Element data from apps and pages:
-- Opening Marker --

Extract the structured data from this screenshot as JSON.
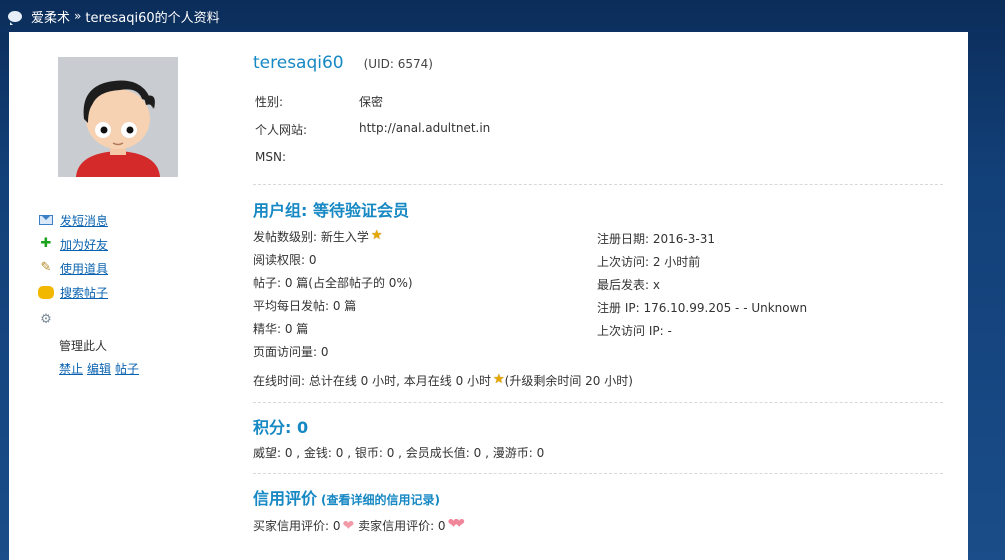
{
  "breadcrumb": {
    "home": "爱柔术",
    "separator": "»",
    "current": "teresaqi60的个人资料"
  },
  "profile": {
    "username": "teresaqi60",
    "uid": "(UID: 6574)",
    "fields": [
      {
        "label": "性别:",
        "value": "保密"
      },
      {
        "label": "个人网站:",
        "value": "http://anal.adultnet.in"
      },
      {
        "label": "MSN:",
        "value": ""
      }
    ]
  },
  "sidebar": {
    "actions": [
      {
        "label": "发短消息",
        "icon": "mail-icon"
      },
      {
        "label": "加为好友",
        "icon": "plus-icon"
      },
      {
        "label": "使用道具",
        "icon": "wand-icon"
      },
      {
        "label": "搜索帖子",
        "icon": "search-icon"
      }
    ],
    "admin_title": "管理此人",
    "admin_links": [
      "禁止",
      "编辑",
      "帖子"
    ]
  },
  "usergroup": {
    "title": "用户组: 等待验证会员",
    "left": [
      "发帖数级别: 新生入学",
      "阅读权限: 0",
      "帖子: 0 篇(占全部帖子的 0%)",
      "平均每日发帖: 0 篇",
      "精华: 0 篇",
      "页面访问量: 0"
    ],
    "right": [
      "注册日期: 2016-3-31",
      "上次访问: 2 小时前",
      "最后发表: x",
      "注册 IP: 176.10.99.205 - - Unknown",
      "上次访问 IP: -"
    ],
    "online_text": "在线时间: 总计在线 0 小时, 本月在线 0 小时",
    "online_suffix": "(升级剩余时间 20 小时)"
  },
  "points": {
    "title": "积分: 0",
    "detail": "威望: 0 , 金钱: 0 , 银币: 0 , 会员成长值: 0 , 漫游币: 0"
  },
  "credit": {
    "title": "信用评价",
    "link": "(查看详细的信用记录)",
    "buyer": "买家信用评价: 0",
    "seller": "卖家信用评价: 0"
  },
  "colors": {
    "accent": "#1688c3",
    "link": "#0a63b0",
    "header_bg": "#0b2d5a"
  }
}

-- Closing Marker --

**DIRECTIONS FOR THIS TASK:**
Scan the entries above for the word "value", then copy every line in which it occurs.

**EXERCISE RESPONSE:**
        "value": "保密"
        "value": "http://anal.adultnet.in"
        "value": ""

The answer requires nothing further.